 8 Analytic and Synthetic Cognition
 9 The Idea of the Good and the Practical Idea
 10 The Practical Idea and Lenin’s Omission of the Theoretical Idea
 11 The Absolute Idea: The Ambivalent Climax of Lenin’s Reading of Hegel

4 Lenin’s Discussions of the Dialectic, 1915–23: An Ambivalent, Secretive Hegelianism
 1 Interlude: Writings on the War and Revolutionary Defeatism, 1914–15
 2 Notes on Other Works by Hegel, 1915: Intelligent Idealism versus Vulgar Materialism
 3 ‘On the Question of Dialectics’: Lenin Critiques Engels
 4 Lenin’s Public Writings on Dialectics, 1915–23: Hegelian Marxism and Philosophical Ambivalence

Part 2 Lenin on the Dialectics of Revolution, 1914–23
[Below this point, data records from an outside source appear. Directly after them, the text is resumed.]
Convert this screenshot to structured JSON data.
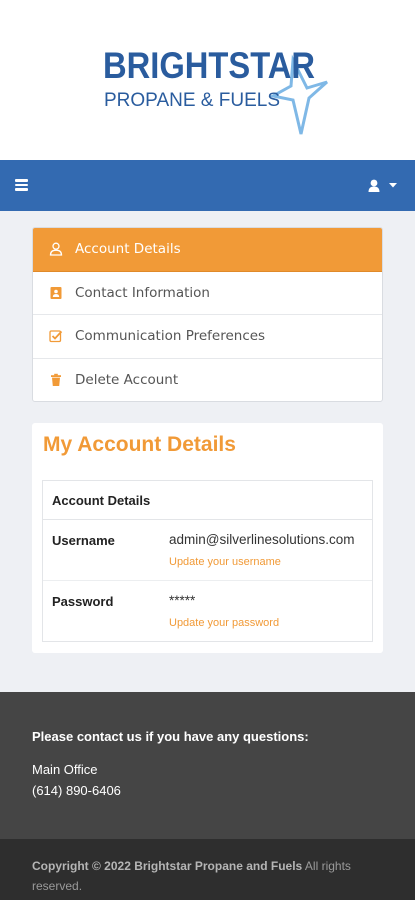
{
  "brand": {
    "name_line1": "BRIGHTSTAR",
    "name_line2": "PROPANE & FUELS",
    "primary_color": "#2a5c9e",
    "accent_color": "#f19a37"
  },
  "navbar": {
    "menu_icon": "hamburger-icon",
    "user_icon": "user-icon"
  },
  "side_menu": {
    "items": [
      {
        "label": "Account Details",
        "icon": "user-icon",
        "active": true
      },
      {
        "label": "Contact Information",
        "icon": "contact-card-icon",
        "active": false
      },
      {
        "label": "Communication Preferences",
        "icon": "checkbox-icon",
        "active": false
      },
      {
        "label": "Delete Account",
        "icon": "trash-icon",
        "active": false
      }
    ]
  },
  "account": {
    "title": "My Account Details",
    "panel_heading": "Account Details",
    "rows": [
      {
        "label": "Username",
        "value": "admin@silverlinesolutions.com",
        "link": "Update your username"
      },
      {
        "label": "Password",
        "value": "*****",
        "link": "Update your password"
      }
    ]
  },
  "footer": {
    "heading": "Please contact us if you have any questions:",
    "office": "Main Office",
    "phone": "(614) 890-6406"
  },
  "copyright": {
    "bold": "Copyright © 2022 Brightstar Propane and Fuels",
    "rest": " All rights reserved."
  }
}
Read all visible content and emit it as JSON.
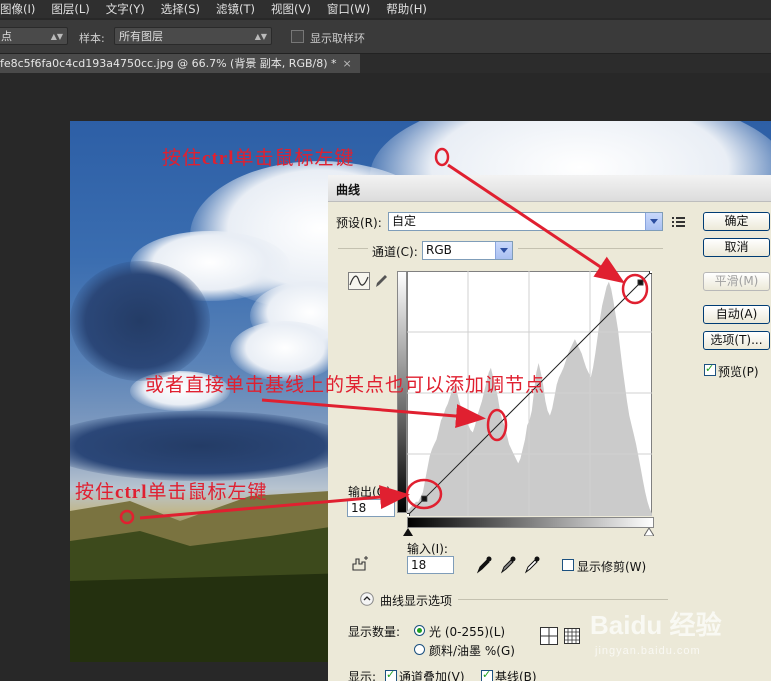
{
  "menu": [
    "图像(I)",
    "图层(L)",
    "文字(Y)",
    "选择(S)",
    "滤镜(T)",
    "视图(V)",
    "窗口(W)",
    "帮助(H)"
  ],
  "options_bar": {
    "tool_value": "点",
    "sample_label": "样本:",
    "sample_value": "所有图层",
    "show_ring_label": "显示取样环"
  },
  "document_tab": {
    "title": "fe8c5f6fa0c4cd193a4750cc.jpg @ 66.7% (背景 副本, RGB/8) *",
    "close": "×"
  },
  "dialog": {
    "title": "曲线",
    "preset_label": "预设(R):",
    "preset_value": "自定",
    "channel_label": "通道(C):",
    "channel_value": "RGB",
    "output_label": "输出(O):",
    "output_value": "18",
    "input_label": "输入(I):",
    "input_value": "18",
    "show_clipping_label": "显示修剪(W)",
    "buttons": {
      "ok": "确定",
      "cancel": "取消",
      "smooth": "平滑(M)",
      "auto": "自动(A)",
      "options": "选项(T)..."
    },
    "preview_label": "预览(P)",
    "curve_display_options": "曲线显示选项",
    "show_amount_label": "显示数量:",
    "light_option": "光 (0-255)(L)",
    "pigment_option": "颜料/油墨 %(G)",
    "show_label": "显示:",
    "channel_overlay_label": "通道叠加(V)",
    "baseline_label": "基线(B)",
    "curve_points": [
      [
        18,
        18
      ],
      [
        243,
        243
      ]
    ],
    "histogram": [
      0.02,
      0.03,
      0.04,
      0.05,
      0.06,
      0.06,
      0.08,
      0.1,
      0.15,
      0.2,
      0.25,
      0.28,
      0.3,
      0.32,
      0.36,
      0.4,
      0.42,
      0.45,
      0.47,
      0.5,
      0.53,
      0.55,
      0.52,
      0.48,
      0.45,
      0.43,
      0.4,
      0.38,
      0.36,
      0.35,
      0.38,
      0.42,
      0.45,
      0.48,
      0.52,
      0.56,
      0.6,
      0.62,
      0.58,
      0.54,
      0.5,
      0.44,
      0.4,
      0.38,
      0.34,
      0.3,
      0.28,
      0.26,
      0.24,
      0.22,
      0.24,
      0.28,
      0.32,
      0.38,
      0.4,
      0.44,
      0.52,
      0.6,
      0.64,
      0.6,
      0.55,
      0.48,
      0.44,
      0.42,
      0.45,
      0.5,
      0.55,
      0.58,
      0.6,
      0.62,
      0.65,
      0.68,
      0.7,
      0.72,
      0.74,
      0.72,
      0.7,
      0.68,
      0.65,
      0.62,
      0.6,
      0.58,
      0.62,
      0.68,
      0.75,
      0.82,
      0.88,
      0.92,
      0.96,
      0.98,
      0.95,
      0.9,
      0.84,
      0.78,
      0.7,
      0.62,
      0.55,
      0.48,
      0.42,
      0.38,
      0.34,
      0.3,
      0.25,
      0.2,
      0.15,
      0.1,
      0.06,
      0.03,
      0.01
    ]
  },
  "annotations": {
    "top": {
      "pre": "按住",
      "key": "ctrl",
      "post": "单击鼠标左键"
    },
    "middle": "或者直接单击基线上的某点也可以添加调节点",
    "bottom": {
      "pre": "按住",
      "key": "ctrl",
      "post": "单击鼠标左键"
    }
  },
  "colors": {
    "annotation": "#e02030",
    "dialog_bg": "#ece9d8",
    "ps_bg": "#282828"
  },
  "watermark": {
    "brand": "Baidu 经验",
    "url": "jingyan.baidu.com"
  }
}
5 Imperialism and New Forms of Subjectivity: National Liberation Movements
 1 Economics and Dialectics in the Analysis of Imperialism
 2 Notebooks on Imperialism
 3 Marxism and the National Question to 1914
 4 Lenin on the Dialectics of National Liberation, 1916–17
 5 Continuation of the Debates over National Liberation after the Revolution
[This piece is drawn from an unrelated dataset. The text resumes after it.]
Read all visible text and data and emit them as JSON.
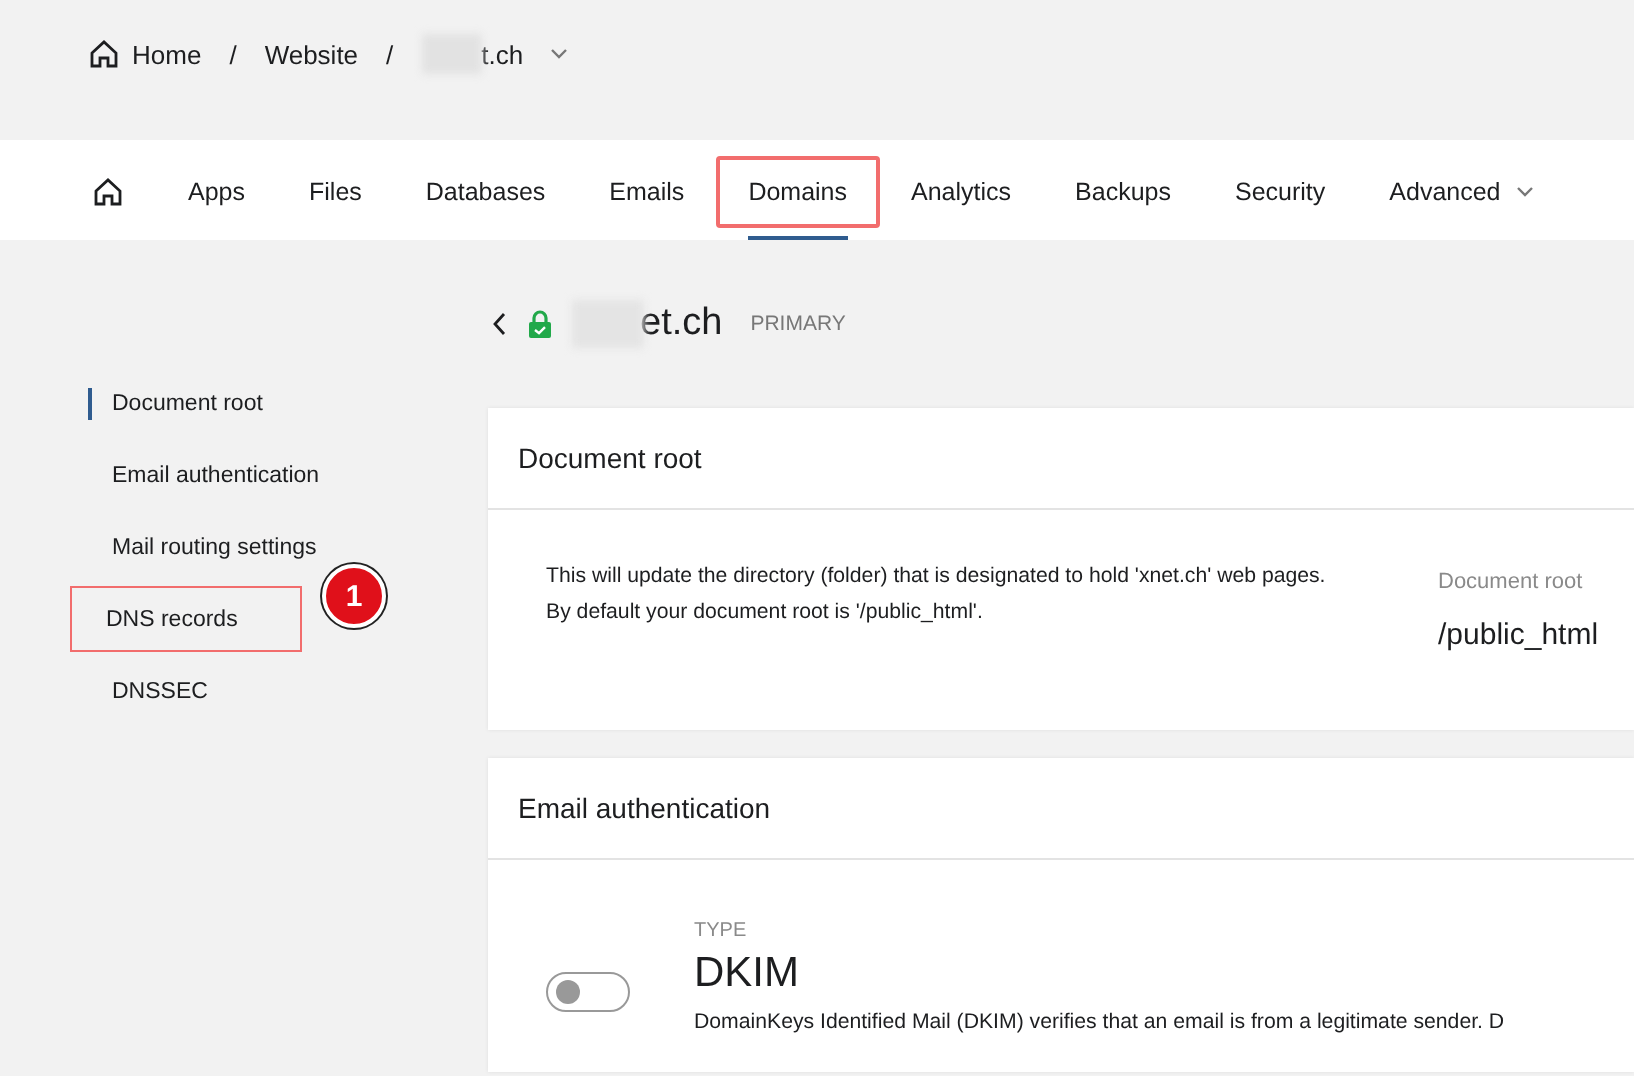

6 State and Revolution: Subjectivity, Grassroots Democracy, and the Critique of Bureaucracy
 1 State and Revolution
 2 The New Vision of Revolution: Letters, Speeches, and Pamphlets, 1917–18
 3 An Ambivalent Critique of Bureaucracy, 1919–23
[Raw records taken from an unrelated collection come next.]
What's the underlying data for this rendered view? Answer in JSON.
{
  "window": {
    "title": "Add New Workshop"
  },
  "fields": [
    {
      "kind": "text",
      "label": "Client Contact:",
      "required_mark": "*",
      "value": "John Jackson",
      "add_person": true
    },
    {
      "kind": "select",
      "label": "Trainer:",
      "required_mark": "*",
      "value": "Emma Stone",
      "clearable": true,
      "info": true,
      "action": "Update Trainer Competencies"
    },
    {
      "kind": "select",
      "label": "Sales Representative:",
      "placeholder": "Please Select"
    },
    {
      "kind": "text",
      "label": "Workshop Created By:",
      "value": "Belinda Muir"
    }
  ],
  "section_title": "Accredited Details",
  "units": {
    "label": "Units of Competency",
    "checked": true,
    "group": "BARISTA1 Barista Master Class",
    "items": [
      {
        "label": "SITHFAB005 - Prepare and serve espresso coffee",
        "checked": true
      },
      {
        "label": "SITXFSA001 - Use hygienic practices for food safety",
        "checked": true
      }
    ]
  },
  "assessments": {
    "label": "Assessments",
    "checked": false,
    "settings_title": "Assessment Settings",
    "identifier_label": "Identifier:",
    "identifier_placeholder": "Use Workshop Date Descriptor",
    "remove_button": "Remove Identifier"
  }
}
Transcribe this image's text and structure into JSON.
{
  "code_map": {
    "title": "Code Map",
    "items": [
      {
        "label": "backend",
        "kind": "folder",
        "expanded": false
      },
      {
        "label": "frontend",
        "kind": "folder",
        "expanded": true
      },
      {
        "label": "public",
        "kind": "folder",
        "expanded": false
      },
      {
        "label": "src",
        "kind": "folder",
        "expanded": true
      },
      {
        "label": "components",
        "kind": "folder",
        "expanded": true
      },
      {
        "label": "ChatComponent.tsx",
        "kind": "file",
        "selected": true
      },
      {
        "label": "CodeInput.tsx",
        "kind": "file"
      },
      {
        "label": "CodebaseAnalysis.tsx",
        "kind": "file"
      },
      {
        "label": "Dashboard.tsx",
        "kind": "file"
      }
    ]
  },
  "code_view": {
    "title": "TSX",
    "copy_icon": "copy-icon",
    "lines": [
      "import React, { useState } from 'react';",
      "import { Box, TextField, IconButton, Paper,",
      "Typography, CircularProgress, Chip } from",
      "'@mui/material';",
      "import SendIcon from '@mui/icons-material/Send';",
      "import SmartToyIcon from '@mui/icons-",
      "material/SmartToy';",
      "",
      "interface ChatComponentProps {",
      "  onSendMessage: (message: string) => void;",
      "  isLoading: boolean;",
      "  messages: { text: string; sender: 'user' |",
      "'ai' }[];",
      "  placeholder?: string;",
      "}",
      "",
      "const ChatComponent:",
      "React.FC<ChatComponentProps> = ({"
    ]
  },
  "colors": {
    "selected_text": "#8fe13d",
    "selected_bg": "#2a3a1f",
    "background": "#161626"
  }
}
Part 3 Lenin, Hegel, and Western Marxism

7 From the 1920s to 1953: Lukács, Lefebvre, and the Johnson-Forest Tendency
 1 Lenin and Hegel in the Soviet Union in the 1920s
 2 Lenin and Hegel in Central Europe: Korsch, Lukács, and Bloch
 3 France in the 1930s: Lefebvre and Guterman
 4 France, 1944–53
 5 The United States, 1941–53: From Marcuse to the Johnson-Forest Tendency

8 From 1954 to Today: Lefebvre, Colletti, Althusser, and Dunayevskaya
 1 France in the 1950s: Lefebvre and Garaudy
 2 The United States in the 1950s and 1960s: The Impact of Dunayevskaya’s Marxism and Freedom
 3 Italy in the 1950s and 1960s: The Critique of Lucio Colletti
 4 Western Marxism in Postwar Germany: Iring Fetscher
 5 France in the 1960s and 1970s: Althusser, Garaudy, and Beyond
 6 The United States in the 1970s and 1980s: Dunayevskaya’s Critiques of Lenin

Conclusion: Lenin’s Paradoxical Legacy

Marxists, students of Hegel and of the role of Hegel in Marxist thinking, researchers on Soviet Communism, Lenin and philosophy, dialectics, and the history of the Bolshevik Party.
  • Collapse
  • Expand